A WILDLIFE rehabilitator has been evicted from an unauthorised rescue centre in Henley Brook with allegations some of the animals found there were in a shocking condition.
WA Police said they were called about 9.30am on January 12 to a property on Starflower Road, by a court bailiff who had been tasked with evicting squatters from a disused house.
A police spokeswoman said the property was being used to run an unauthorised rescue centre for a wide variety of domestic and native wildlife.
“A number of animal welfare workers from various shelters and charities were in the process of dealing with hundreds of animals left at the property,’’ she said.
“Hundreds of animals were being kept in disgusting conditions, many of which were injured and dying, dehydrated and emaciated.
“Some of the animals were endangered native species.’’
She said the house was also in a very bad condition, covered in animal faeces, with rodents and cockroaches everywhere.
“The house and sheds are not fit for human, or animal, habitation.
“Department of Biodiversity, Conservation and Attractions (DBCA) wildlife officers took control of the scene and coordinated with the various rescue organisations and vets to rehouse, treat and euthanise the animals as required.
“A woman in her 50s was arrested and interviewed by police.
“Her firearm, licence and ammunition were seized.
“The woman was released pending further investigation.’’
City of Swan deputy mayor Ian Johnson said the city had been working with the property owners and tenants to stop the use of the premises as the property was not approved to be used as an animal establishment.
“City officers attended the property last Friday and impounded two dogs which were at the property without consent,’’ he said.
“The dogs were taken to the city’s animal management facility and have since been claimed by their owner.’’
When Echo News asked DBCA if the wildlife rehabilitator was the holder of a fauna possessing (other purposes) licence a spokeswoman said the department was aware of the Henley Brook incident but unable to provide any comment as it was an ongoing investigation and that DBCA did not comment on licence status.
DBCA’s fact sheet on wildlife rehabilitation said a modified penalty of $2500 by way of infringement or a penalty of between $50,000 and $500,000 depending on the status of the fauna and if the matter was taken to court may apply to possessing native fauna without a licence unless otherwise authorised.

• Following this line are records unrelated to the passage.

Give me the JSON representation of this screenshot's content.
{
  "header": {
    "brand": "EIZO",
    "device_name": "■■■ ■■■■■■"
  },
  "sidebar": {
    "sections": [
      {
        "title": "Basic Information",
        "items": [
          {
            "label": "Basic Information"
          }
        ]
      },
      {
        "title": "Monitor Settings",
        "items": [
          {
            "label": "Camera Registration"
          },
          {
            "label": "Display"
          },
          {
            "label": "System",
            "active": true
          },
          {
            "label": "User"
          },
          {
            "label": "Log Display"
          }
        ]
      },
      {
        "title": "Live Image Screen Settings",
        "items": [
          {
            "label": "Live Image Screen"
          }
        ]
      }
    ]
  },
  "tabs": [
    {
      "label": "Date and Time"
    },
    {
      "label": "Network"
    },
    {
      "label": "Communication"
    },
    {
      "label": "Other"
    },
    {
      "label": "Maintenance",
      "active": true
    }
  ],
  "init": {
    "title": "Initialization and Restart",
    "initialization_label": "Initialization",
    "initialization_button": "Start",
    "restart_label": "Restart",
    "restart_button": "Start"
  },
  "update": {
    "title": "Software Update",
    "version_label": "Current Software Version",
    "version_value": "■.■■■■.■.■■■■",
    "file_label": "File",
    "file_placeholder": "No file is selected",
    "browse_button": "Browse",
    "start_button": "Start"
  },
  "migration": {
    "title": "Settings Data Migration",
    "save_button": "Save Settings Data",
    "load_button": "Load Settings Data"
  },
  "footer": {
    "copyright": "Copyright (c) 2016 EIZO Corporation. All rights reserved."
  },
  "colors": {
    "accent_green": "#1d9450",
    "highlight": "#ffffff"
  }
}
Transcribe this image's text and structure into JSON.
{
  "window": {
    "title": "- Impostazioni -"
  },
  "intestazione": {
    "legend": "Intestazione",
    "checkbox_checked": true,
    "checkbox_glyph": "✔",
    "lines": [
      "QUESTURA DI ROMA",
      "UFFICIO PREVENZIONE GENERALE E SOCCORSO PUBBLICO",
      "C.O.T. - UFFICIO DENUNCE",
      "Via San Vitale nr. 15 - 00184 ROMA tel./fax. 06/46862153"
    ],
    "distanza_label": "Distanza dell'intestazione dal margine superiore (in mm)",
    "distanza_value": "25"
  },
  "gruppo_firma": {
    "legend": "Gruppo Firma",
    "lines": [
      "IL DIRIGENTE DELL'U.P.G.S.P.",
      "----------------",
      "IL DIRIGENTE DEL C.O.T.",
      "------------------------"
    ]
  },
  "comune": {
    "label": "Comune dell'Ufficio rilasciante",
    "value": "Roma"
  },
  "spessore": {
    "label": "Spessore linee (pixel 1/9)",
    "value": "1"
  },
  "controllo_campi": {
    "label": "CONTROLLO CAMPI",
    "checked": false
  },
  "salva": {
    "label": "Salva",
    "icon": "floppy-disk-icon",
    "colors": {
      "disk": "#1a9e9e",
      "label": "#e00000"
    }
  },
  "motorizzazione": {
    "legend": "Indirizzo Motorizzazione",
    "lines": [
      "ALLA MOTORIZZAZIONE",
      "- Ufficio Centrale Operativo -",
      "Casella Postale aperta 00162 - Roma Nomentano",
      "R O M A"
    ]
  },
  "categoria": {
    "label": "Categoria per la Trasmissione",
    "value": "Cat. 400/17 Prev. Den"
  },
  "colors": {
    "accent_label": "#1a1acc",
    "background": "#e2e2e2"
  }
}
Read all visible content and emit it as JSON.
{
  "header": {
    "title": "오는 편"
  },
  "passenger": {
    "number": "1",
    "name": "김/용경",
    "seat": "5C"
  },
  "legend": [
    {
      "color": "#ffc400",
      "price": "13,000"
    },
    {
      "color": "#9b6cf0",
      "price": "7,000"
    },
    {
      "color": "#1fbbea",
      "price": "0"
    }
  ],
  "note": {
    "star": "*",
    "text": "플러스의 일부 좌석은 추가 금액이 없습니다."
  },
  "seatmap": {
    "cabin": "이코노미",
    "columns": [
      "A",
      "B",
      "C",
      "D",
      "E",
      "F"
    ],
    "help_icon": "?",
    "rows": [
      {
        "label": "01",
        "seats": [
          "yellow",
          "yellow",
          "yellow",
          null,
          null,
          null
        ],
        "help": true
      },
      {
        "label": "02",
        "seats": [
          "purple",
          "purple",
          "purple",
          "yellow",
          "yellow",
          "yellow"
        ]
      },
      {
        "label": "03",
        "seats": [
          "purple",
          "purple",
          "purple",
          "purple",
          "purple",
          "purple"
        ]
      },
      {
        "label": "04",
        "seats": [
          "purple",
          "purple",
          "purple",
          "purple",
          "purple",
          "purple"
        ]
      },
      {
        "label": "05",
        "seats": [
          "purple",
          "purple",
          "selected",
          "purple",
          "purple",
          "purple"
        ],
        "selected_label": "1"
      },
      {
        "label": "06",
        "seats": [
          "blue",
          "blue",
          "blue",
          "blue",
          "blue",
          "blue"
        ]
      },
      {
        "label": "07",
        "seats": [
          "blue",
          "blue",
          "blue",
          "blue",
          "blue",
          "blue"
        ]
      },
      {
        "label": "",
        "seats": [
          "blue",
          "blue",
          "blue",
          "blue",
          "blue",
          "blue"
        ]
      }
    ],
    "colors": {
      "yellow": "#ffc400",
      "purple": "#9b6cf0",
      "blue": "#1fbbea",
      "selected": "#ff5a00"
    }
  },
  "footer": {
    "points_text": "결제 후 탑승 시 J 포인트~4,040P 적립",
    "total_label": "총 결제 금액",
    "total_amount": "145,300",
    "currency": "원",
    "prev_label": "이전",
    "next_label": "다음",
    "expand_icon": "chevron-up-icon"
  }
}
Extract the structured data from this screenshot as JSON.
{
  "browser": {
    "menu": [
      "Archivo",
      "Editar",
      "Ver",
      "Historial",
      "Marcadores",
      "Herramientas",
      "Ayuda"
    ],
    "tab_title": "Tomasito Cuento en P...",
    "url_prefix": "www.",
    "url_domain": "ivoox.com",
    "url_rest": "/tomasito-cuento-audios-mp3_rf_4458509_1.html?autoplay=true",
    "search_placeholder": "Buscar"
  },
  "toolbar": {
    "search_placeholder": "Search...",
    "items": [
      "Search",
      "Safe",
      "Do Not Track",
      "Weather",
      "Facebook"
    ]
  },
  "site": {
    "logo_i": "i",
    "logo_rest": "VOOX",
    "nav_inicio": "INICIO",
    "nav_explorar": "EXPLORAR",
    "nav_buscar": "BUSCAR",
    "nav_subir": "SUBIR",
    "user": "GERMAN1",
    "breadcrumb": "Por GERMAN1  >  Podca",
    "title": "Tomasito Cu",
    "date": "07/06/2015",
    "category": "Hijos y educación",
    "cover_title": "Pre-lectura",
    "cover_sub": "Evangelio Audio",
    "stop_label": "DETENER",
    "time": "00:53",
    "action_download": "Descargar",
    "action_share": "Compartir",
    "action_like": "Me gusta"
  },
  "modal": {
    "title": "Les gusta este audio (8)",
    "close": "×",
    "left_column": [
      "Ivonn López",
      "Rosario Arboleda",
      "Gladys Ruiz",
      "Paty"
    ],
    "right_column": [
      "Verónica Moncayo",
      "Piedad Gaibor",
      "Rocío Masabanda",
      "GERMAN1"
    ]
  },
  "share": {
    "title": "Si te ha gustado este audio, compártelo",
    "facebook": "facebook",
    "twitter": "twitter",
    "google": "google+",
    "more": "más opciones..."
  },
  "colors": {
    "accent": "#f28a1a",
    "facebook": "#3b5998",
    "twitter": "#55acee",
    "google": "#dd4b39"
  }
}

Echo News also asked DBCA what powers it had to intervene if wildlife was not fed or housed in an acceptable standard and she said the Department of Primary Industries and Regional Development was custodian of the Animal Welfare Act 2002, which was enforced by the RSPCA.